• [Records contained in a dataset]:
┌──

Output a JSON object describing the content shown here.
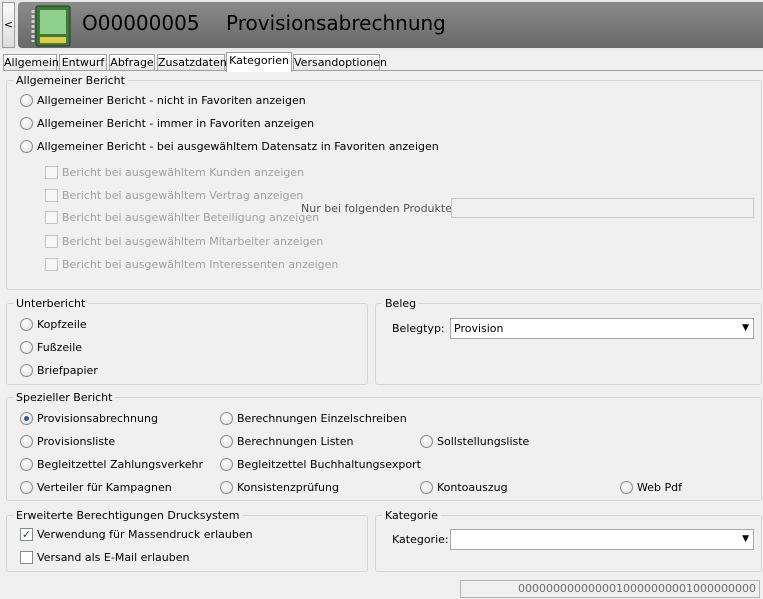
{
  "header": {
    "back_label": "<",
    "record_id": "O00000005",
    "title": "Provisionsabrechnung"
  },
  "tabs": [
    {
      "label": "Allgemein",
      "active": false
    },
    {
      "label": "Entwurf",
      "active": false
    },
    {
      "label": "Abfrage",
      "active": false
    },
    {
      "label": "Zusatzdaten",
      "active": false
    },
    {
      "label": "Kategorien",
      "active": true
    },
    {
      "label": "Versandoptionen",
      "active": false
    }
  ],
  "general_report": {
    "legend": "Allgemeiner Bericht",
    "options": [
      {
        "label": "Allgemeiner Bericht - nicht in Favoriten anzeigen",
        "selected": false
      },
      {
        "label": "Allgemeiner Bericht - immer in Favoriten anzeigen",
        "selected": false
      },
      {
        "label": "Allgemeiner Bericht - bei ausgewähltem Datensatz in Favoriten anzeigen",
        "selected": false
      }
    ],
    "checkboxes": [
      {
        "label": "Bericht bei ausgewähltem Kunden anzeigen",
        "checked": false
      },
      {
        "label": "Bericht bei ausgewähltem Vertrag anzeigen",
        "checked": false
      },
      {
        "label": "Bericht bei ausgewählter Beteiligung anzeigen",
        "checked": false
      },
      {
        "label": "Bericht bei ausgewähltem Mitarbeiter anzeigen",
        "checked": false
      },
      {
        "label": "Bericht bei ausgewähltem Interessenten anzeigen",
        "checked": false
      }
    ],
    "products_label": "Nur bei folgenden Produkten:",
    "products_value": ""
  },
  "sub_report": {
    "legend": "Unterbericht",
    "options": [
      {
        "label": "Kopfzeile",
        "selected": false
      },
      {
        "label": "Fußzeile",
        "selected": false
      },
      {
        "label": "Briefpapier",
        "selected": false
      }
    ]
  },
  "voucher": {
    "legend": "Beleg",
    "type_label": "Belegtyp:",
    "type_value": "Provision"
  },
  "special_report": {
    "legend": "Spezieller Bericht",
    "options": [
      {
        "label": "Provisionsabrechnung",
        "selected": true
      },
      {
        "label": "Berechnungen Einzelschreiben",
        "selected": false
      },
      {
        "label": "Provisionsliste",
        "selected": false
      },
      {
        "label": "Berechnungen Listen",
        "selected": false
      },
      {
        "label": "Sollstellungsliste",
        "selected": false
      },
      {
        "label": "Begleitzettel Zahlungsverkehr",
        "selected": false
      },
      {
        "label": "Begleitzettel Buchhaltungsexport",
        "selected": false
      },
      {
        "label": "Verteiler für Kampagnen",
        "selected": false
      },
      {
        "label": "Konsistenzprüfung",
        "selected": false
      },
      {
        "label": "Kontoauszug",
        "selected": false
      },
      {
        "label": "Web Pdf",
        "selected": false
      }
    ]
  },
  "permissions": {
    "legend": "Erweiterte Berechtigungen Drucksystem",
    "checkboxes": [
      {
        "label": "Verwendung für Massendruck erlauben",
        "checked": true
      },
      {
        "label": "Versand als E-Mail erlauben",
        "checked": false
      }
    ]
  },
  "category": {
    "legend": "Kategorie",
    "label": "Kategorie:",
    "value": ""
  },
  "status_code": "0000000000000010000000001000000000",
  "icons": {
    "app": "report-document-icon",
    "dropdown": "chevron-down-icon",
    "check": "checkmark-icon"
  }
}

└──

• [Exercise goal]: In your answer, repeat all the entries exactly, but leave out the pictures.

• [Output of the task]:
Output a JSON object describing the content shown here.
{
  "header": {
    "back_label": "<",
    "record_id": "O00000005",
    "title": "Provisionsabrechnung"
  },
  "tabs": [
    {
      "label": "Allgemein",
      "active": false
    },
    {
      "label": "Entwurf",
      "active": false
    },
    {
      "label": "Abfrage",
      "active": false
    },
    {
      "label": "Zusatzdaten",
      "active": false
    },
    {
      "label": "Kategorien",
      "active": true
    },
    {
      "label": "Versandoptionen",
      "active": false
    }
  ],
  "general_report": {
    "legend": "Allgemeiner Bericht",
    "options": [
      {
        "label": "Allgemeiner Bericht - nicht in Favoriten anzeigen",
        "selected": false
      },
      {
        "label": "Allgemeiner Bericht - immer in Favoriten anzeigen",
        "selected": false
      },
      {
        "label": "Allgemeiner Bericht - bei ausgewähltem Datensatz in Favoriten anzeigen",
        "selected": false
      }
    ],
    "checkboxes": [
      {
        "label": "Bericht bei ausgewähltem Kunden anzeigen",
        "checked": false
      },
      {
        "label": "Bericht bei ausgewähltem Vertrag anzeigen",
        "checked": false
      },
      {
        "label": "Bericht bei ausgewählter Beteiligung anzeigen",
        "checked": false
      },
      {
        "label": "Bericht bei ausgewähltem Mitarbeiter anzeigen",
        "checked": false
      },
      {
        "label": "Bericht bei ausgewähltem Interessenten anzeigen",
        "checked": false
      }
    ],
    "products_label": "Nur bei folgenden Produkten:",
    "products_value": ""
  },
  "sub_report": {
    "legend": "Unterbericht",
    "options": [
      {
        "label": "Kopfzeile",
        "selected": false
      },
      {
        "label": "Fußzeile",
        "selected": false
      },
      {
        "label": "Briefpapier",
        "selected": false
      }
    ]
  },
  "voucher": {
    "legend": "Beleg",
    "type_label": "Belegtyp:",
    "type_value": "Provision"
  },
  "special_report": {
    "legend": "Spezieller Bericht",
    "options": [
      {
        "label": "Provisionsabrechnung",
        "selected": true
      },
      {
        "label": "Berechnungen Einzelschreiben",
        "selected": false
      },
      {
        "label": "Provisionsliste",
        "selected": false
      },
      {
        "label": "Berechnungen Listen",
        "selected": false
      },
      {
        "label": "Sollstellungsliste",
        "selected": false
      },
      {
        "label": "Begleitzettel Zahlungsverkehr",
        "selected": false
      },
      {
        "label": "Begleitzettel Buchhaltungsexport",
        "selected": false
      },
      {
        "label": "Verteiler für Kampagnen",
        "selected": false
      },
      {
        "label": "Konsistenzprüfung",
        "selected": false
      },
      {
        "label": "Kontoauszug",
        "selected": false
      },
      {
        "label": "Web Pdf",
        "selected": false
      }
    ]
  },
  "permissions": {
    "legend": "Erweiterte Berechtigungen Drucksystem",
    "checkboxes": [
      {
        "label": "Verwendung für Massendruck erlauben",
        "checked": true
      },
      {
        "label": "Versand als E-Mail erlauben",
        "checked": false
      }
    ]
  },
  "category": {
    "legend": "Kategorie",
    "label": "Kategorie:",
    "value": ""
  },
  "status_code": "0000000000000010000000001000000000",
  "icons": {
    "app": "report-document-icon",
    "dropdown": "chevron-down-icon",
    "check": "checkmark-icon"
  }
}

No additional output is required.